Conservation work on the Howard Hughes Motion Picture Papers by Ryan DiPaolo

Archival processing assistant Jimmy Chang cuts acid-free boards to create a custom storage solution for metal advertising proofs of The Outlaw (1943).”

Ryan DiPaolo is the project archivist working on the "Inventing Hollywood: Preserving and Providing Access to the Papers of Renegade Genius Howard Hughes" joint project sponsored by the UNLV Libraries Special Collections and Archives and the UNLV Department of Film, which is funded by a generous grant from the National Endowment for the Humanities.

The National Endowment for the Humanities grant staff has been hard at work processing the Howard Hughes Motion Pictures Papers (MS-01036) over the past nine months. Our student assistants have performed extensive conservation work to preserve this important collection. The NEH’s generous grant provided the opportunity to teach and foster what may become the next generation of film archivists or conservators. Under the guidance of UNLV Libraries Conservator Michael Frazier, the grant staff have learned about a number of important conservation techniques in order to give this collection the attention it deserves. 

List of conservation tasks and their priority level inside the grant processing workspace.

When processing the United Artists Corporation financial records and California Pictures (Cal-Pix) advertisements within the collection, staff encountered warped paper, rusted attachments (such as paper clips and staples), and torn paper throughout the collection. Students began diligently working to conserve these materials using a number of different techniques. The three main techniques used to treat material in the Howard Hughes Motion Picture Papers were  humidification, flattening, and encapsulation.

Rusted metal paper clips on title registration reports from United Artists Corporation (1935-1960).
Accumulation of rusted attachments removed from two boxes of materials.

In the image below, Kyle Gagnon places an advertisement for the Cal-Pix film The Sin of Harold Diddlebock (1947) on blotter paper to remove excess moisture after a 24-hour steam bath in a humidification chamber.
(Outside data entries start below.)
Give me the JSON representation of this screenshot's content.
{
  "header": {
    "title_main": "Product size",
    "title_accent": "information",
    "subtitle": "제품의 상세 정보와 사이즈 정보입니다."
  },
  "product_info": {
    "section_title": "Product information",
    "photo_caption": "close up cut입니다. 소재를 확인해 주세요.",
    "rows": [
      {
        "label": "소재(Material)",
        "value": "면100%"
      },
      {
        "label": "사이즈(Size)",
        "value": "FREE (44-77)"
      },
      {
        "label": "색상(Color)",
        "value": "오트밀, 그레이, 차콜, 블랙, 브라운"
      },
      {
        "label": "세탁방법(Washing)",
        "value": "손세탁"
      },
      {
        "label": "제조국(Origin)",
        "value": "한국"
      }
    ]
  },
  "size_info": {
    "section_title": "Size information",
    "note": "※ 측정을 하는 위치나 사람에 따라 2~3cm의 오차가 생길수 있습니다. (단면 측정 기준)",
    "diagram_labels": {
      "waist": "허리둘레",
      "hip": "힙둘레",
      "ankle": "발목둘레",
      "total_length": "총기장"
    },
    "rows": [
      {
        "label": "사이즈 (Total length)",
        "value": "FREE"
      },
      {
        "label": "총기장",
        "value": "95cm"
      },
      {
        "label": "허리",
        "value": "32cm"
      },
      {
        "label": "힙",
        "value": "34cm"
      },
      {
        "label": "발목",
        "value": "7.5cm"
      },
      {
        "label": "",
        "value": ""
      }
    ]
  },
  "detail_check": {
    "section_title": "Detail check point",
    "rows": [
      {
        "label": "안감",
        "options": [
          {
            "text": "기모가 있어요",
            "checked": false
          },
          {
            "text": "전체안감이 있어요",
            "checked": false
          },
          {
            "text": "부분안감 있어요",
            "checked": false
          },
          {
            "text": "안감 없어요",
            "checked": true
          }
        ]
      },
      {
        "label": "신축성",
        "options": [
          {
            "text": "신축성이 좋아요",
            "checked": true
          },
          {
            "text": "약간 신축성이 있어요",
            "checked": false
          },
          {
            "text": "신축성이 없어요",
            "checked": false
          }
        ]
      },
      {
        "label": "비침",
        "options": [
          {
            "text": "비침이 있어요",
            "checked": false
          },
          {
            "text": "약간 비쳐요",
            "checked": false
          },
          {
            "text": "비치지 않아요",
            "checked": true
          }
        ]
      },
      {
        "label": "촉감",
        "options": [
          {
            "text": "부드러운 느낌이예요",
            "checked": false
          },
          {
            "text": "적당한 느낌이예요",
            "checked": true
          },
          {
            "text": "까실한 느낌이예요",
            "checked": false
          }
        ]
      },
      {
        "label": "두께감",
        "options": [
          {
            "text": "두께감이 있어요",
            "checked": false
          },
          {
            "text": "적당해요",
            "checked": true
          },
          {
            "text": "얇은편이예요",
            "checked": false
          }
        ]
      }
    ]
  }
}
Weights were placed strategically over materials to ensure that they remained flat as they dried. Depending on the severity of the distortion, paper could remain under weights for up to a week. 
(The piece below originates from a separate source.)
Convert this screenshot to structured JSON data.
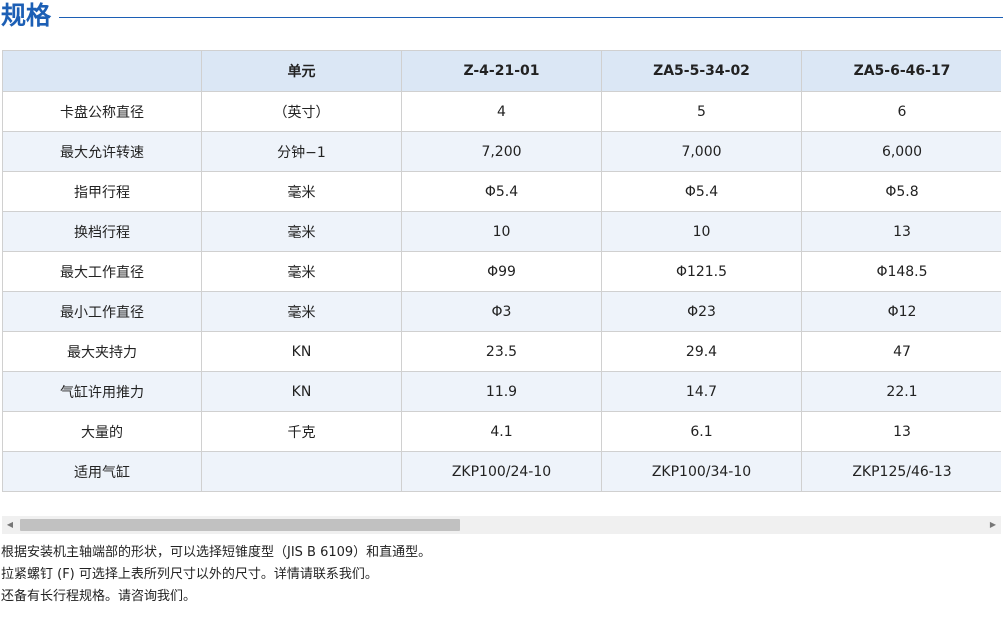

Kyle Gagnon places an advertisement for The Sin of Harold Diddlebock (1947) to dry after being humidified in the Preservation Lab.
Curled materials flattening under weights.
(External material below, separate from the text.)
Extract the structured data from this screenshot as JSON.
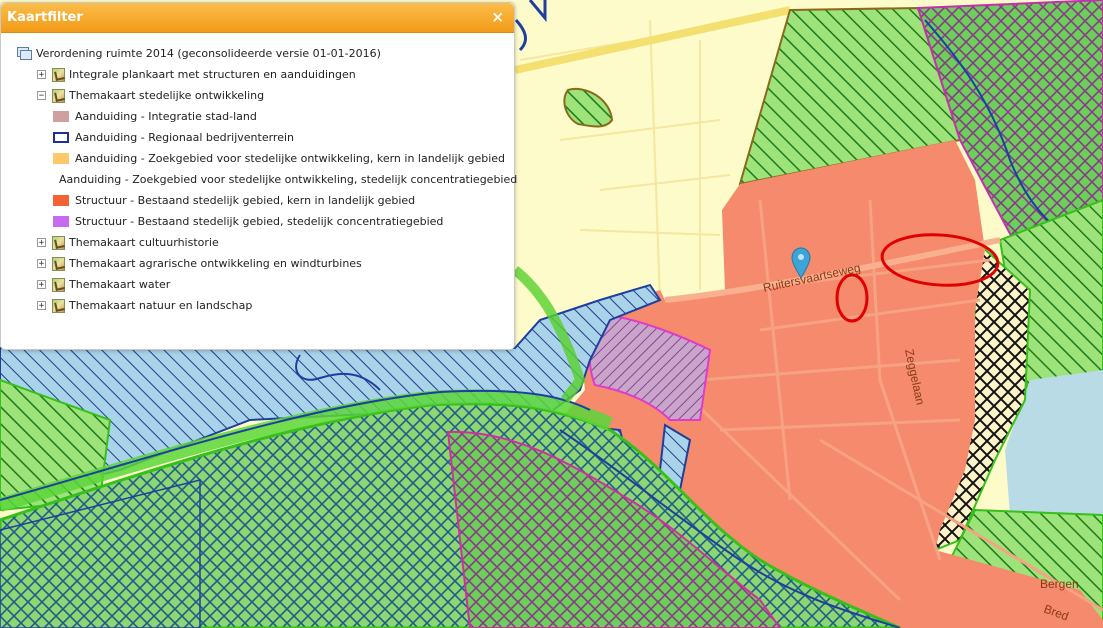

Some items in the collection that are fragile or will see high use warrant encapsulation, which involves placing the item into special housing that prevents further damage to the material. The largest number of materials requiring encapsulation came from the Caddo Company, Inc. records, Hughes’ first production company, which was founded in the 1920s. In this case, an ultrasonic welder was used to place the item between two sheets of archival Mylar (a stable polyester film) which allowed the material to be viewed and handled without further damage. One interesting document that was encapsulated was a sketch drawn by Harry Reynold of model airplanes that were used for the film Hell’s Angels (1930) pictured below.

Hannah Tran measuring Mylar sheeting to create a custom cover for a Vendetta (1950) painting while Kyle Gagnon deframes a painting of Jane Russell and Jack Buetel from The Outlaw (1943).
Kyle Gagnon uses an ultrasonic welder to encapsulate collection materials.
Image showing encapsulated Harry Reynold's sketch of model airplanes used in the film Hell's Angels.
Complete encapsulation of Harry Reynold’s sketch of model airplanes used in Hell’s Angels (1930).

The Howard Hughes Motion Pictures Papers contain archival materials that date back to the 1920s, and the age of the materials has presented the team with many preservation challenges. As the processing effort continues, there are sure to be additional opportunities to implement new conservation techniques in order to preserve this important collection.

Created in 1965 as an independent federal agency, the National Endowment for the Humanities supports research and learning in history, literature, philosophy, and other areas of the humanities by funding selected, peer-reviewed proposals from around the nation. Additional information about the National Endowment for the Humanities and its grant programs is available at:

Ask Us